Both the payout schedule and the inventory buying rate affect the length of the e-commerce cash cycle – simply put, e-commerce brand owners pay for their inventory before they’ve made a sale, and then don’t receive the money from those sales until weeks or sometimes months later. This makes the turnaround between COGS spending and revenue seem longer than the average business model.
If you’re looking to relieve the stressors of a longer cash cycle, keep an eye on your inventory management, and try to negotiate more frequent payouts to keep funds coming in on a more timely basis.
Read more about the e-commerce cash cycle on the blog:
Managing the E-Commerce Cash Cycle
Tyler’s Tips: Understanding the E-Commerce Cash Cycle
Owning any type of business is a challenge, but e-commerce poses a unique set of challenges and so does e-commerce accounting. You can boil these challenges down to a top five:
- Sales tax
- Inventory management
- Amazon fees
- Transaction volume
- Refunds and returns
To read more detailed a explanation on why your e-commerce business needs a specialized accounting firm to handle your bookkeeping, check out our blog post, “What makes e-commerce accounting challenging?“
We’ve worked with all kinds of Amazon and e-commerce sellers over the years, and both the successful and unsuccessfully ones have been in danger of making these five mistakes.
- Concentrating on sales over net profit
- Expanding inappropriately
- Having a shortage of capital
- Forgetting about taxes
- Ignoring the importance of accounting
Hear more from Seller Accountant CEO Tyler Jefcoat about these e-commerce pitfalls and how to avoid them in our blog post, “5 Financial Mistakes Amazon Sellers Make.”
KPIs, or Key Performance Indicators, are the metrics that your business tracks to measure profitability and the health of your brand.
There are hundreds of KPIs your business can pay attention to, including PAG, product development, return on ad spend, developing sales channels, and lifetime customer value ratio. However, depending on which type of business you’re running – white label arbitrage, supply chain arbitrage, private label, or D2C – different KPIs will be more or less important for you to track.
No matter what kind of business you own, every owner should track their ROWC, or Return on Working Capital. Simply put, your ROWC is your profit x your sales velocity: the quicker you sell your inventory, the more times you get to reuse the same capital each year to generate profit. ROWC tells you whether you’re investing your money in the right place, inventory-wise, which is an important metric for any business to measure.

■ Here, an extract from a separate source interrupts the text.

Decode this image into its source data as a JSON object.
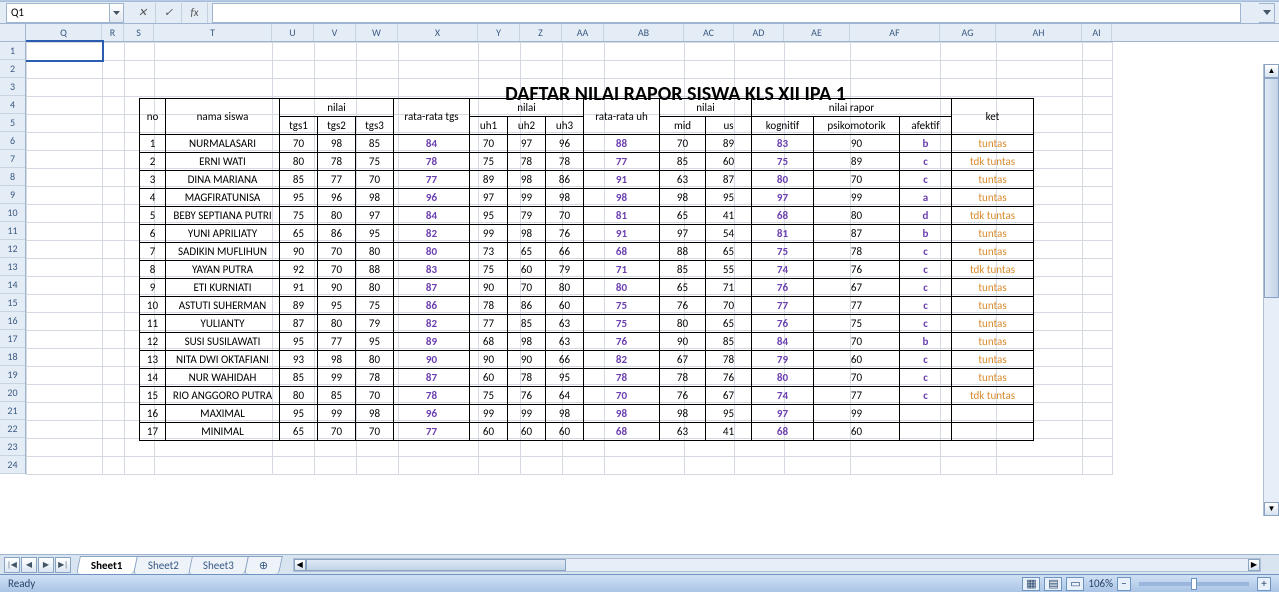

Read more about KPIs on the blog:
What KPIs should your brand measure?
Cash basis and accrual basis accounting are the two main accounting systems you’ll encounter when trying to clean up your books, and though they both track spending and earning, accrual accounting is the better choice for e-commerce.
Put simply, cash basis accounting tracks transactions when money exchanges hands, regardless of when a product or service was received. Accrual basis accounting records transactions when the good or service was exchanged, regardless of whether the money has transferred or not, much like filling out a checkbook ledger before the person receiving the check cashes it.
Accrual accounting keeps better track of a business’s funds by lining up expenses and providing better visibility into gross profit; Seller Accountant prefers accrual accounting as a firm of bookkeeping professionals.
Read more about cash vs. accrual accounting on the blog:
[VIDEO] Tyler’s Tips: Freedom Through Visibility and Accrual Accounting
Cash Vs. Accrual: Inventory and Tariffs
The most important question to ask yourself when choosing a sales channel is “how brandable is my product?” Generally, any highly commoditized product will be better off on a marketplace like Amazon or Walmart while something more unique to your brand can see more success selling D2C on a platform like Shopify.
Whichever you platform you decide on for your product, choosing a sales channel is a lot like balancing a three-legged stool: the three pillars of Working Capital, Sourcing, and Selling need to be balanced for the business to stand on its feet. If you take a risk in one area, you’ve got to balance it out in the other two.
Read more about sales channels on the blog:
The Most Profitable Sales Channel for Your Product